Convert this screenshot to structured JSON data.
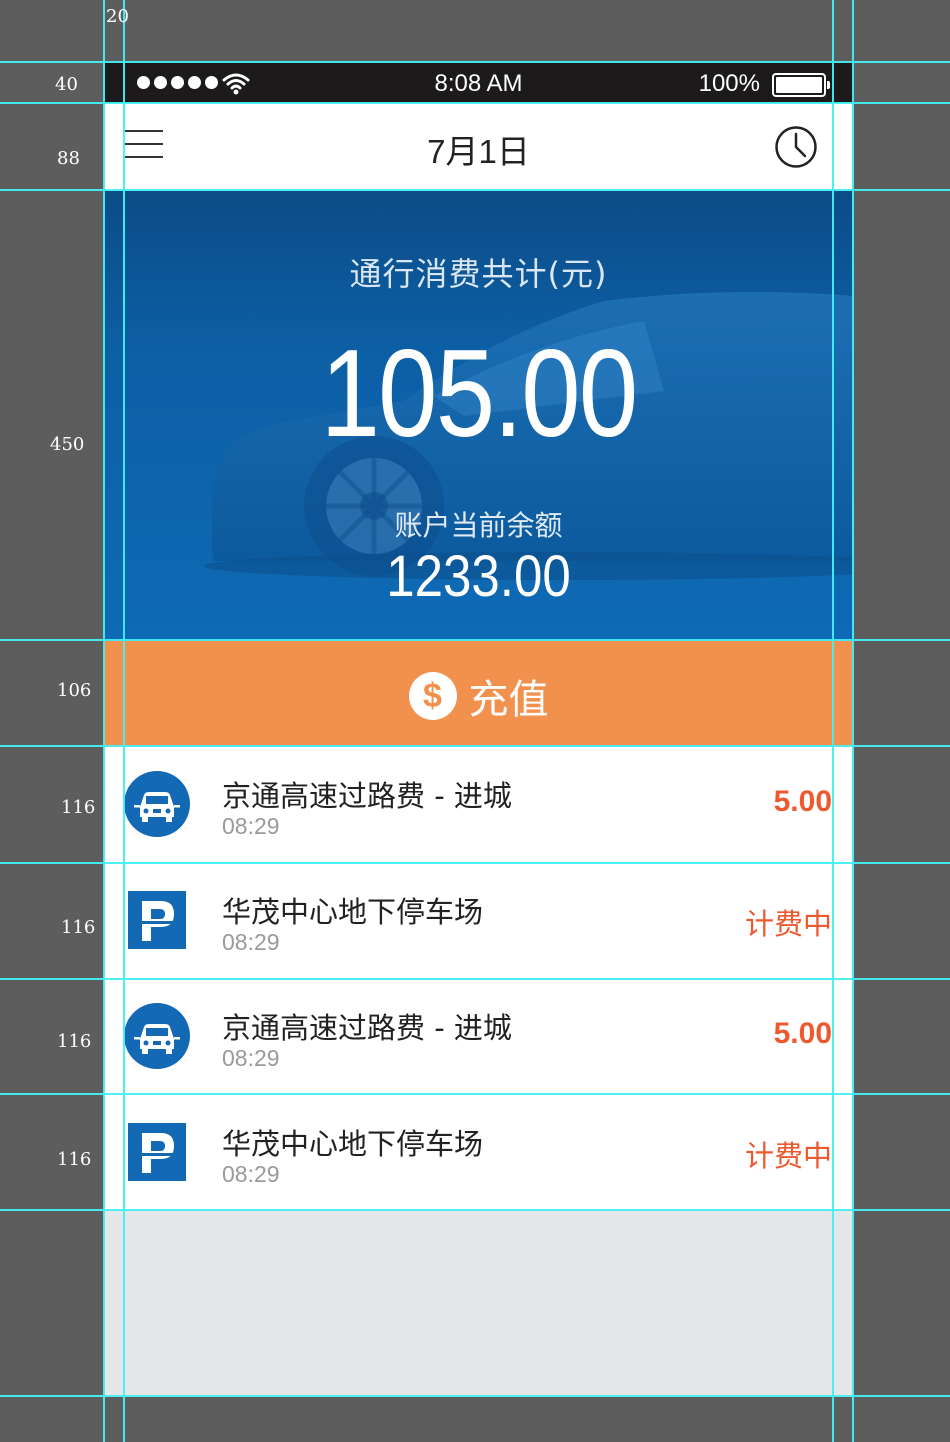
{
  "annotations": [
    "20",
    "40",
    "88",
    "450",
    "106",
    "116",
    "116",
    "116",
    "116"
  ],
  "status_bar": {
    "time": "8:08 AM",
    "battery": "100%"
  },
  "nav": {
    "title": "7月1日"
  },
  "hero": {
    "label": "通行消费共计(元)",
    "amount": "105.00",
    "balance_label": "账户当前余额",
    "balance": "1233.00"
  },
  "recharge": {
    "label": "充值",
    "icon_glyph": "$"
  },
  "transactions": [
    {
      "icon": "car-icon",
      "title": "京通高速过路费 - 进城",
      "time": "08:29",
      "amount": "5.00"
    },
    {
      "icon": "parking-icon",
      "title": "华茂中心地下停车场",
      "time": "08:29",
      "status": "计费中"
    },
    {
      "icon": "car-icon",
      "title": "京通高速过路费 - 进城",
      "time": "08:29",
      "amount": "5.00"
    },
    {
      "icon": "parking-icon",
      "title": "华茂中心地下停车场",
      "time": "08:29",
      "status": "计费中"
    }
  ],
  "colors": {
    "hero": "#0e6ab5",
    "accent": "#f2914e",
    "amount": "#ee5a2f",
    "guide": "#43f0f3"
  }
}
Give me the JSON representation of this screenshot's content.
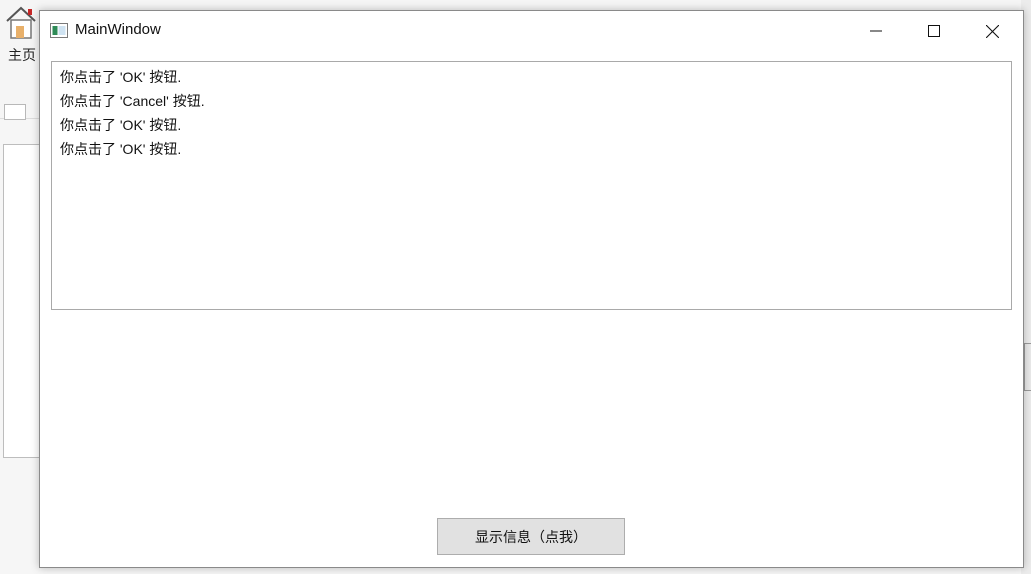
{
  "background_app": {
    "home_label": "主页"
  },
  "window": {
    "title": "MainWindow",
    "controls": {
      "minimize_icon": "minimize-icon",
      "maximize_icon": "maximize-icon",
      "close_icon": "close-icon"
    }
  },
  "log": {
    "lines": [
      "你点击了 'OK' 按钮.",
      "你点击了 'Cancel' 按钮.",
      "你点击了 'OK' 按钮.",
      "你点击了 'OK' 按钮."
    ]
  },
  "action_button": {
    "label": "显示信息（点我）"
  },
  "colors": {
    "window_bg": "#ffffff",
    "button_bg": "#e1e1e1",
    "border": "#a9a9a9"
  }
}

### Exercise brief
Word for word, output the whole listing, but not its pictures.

### Exercise output
Convert this screenshot to structured JSON data.
{
  "annotations": [
    "20",
    "40",
    "88",
    "450",
    "106",
    "116",
    "116",
    "116",
    "116"
  ],
  "status_bar": {
    "time": "8:08 AM",
    "battery": "100%"
  },
  "nav": {
    "title": "7月1日"
  },
  "hero": {
    "label": "通行消费共计(元)",
    "amount": "105.00",
    "balance_label": "账户当前余额",
    "balance": "1233.00"
  },
  "recharge": {
    "label": "充值",
    "icon_glyph": "$"
  },
  "transactions": [
    {
      "icon": "car-icon",
      "title": "京通高速过路费 - 进城",
      "time": "08:29",
      "amount": "5.00"
    },
    {
      "icon": "parking-icon",
      "title": "华茂中心地下停车场",
      "time": "08:29",
      "status": "计费中"
    },
    {
      "icon": "car-icon",
      "title": "京通高速过路费 - 进城",
      "time": "08:29",
      "amount": "5.00"
    },
    {
      "icon": "parking-icon",
      "title": "华茂中心地下停车场",
      "time": "08:29",
      "status": "计费中"
    }
  ],
  "colors": {
    "hero": "#0e6ab5",
    "accent": "#f2914e",
    "amount": "#ee5a2f",
    "guide": "#43f0f3"
  }
}
Give me the JSON representation of this screenshot's content.
{
  "background_app": {
    "home_label": "主页"
  },
  "window": {
    "title": "MainWindow",
    "controls": {
      "minimize_icon": "minimize-icon",
      "maximize_icon": "maximize-icon",
      "close_icon": "close-icon"
    }
  },
  "log": {
    "lines": [
      "你点击了 'OK' 按钮.",
      "你点击了 'Cancel' 按钮.",
      "你点击了 'OK' 按钮.",
      "你点击了 'OK' 按钮."
    ]
  },
  "action_button": {
    "label": "显示信息（点我）"
  },
  "colors": {
    "window_bg": "#ffffff",
    "button_bg": "#e1e1e1",
    "border": "#a9a9a9"
  }
}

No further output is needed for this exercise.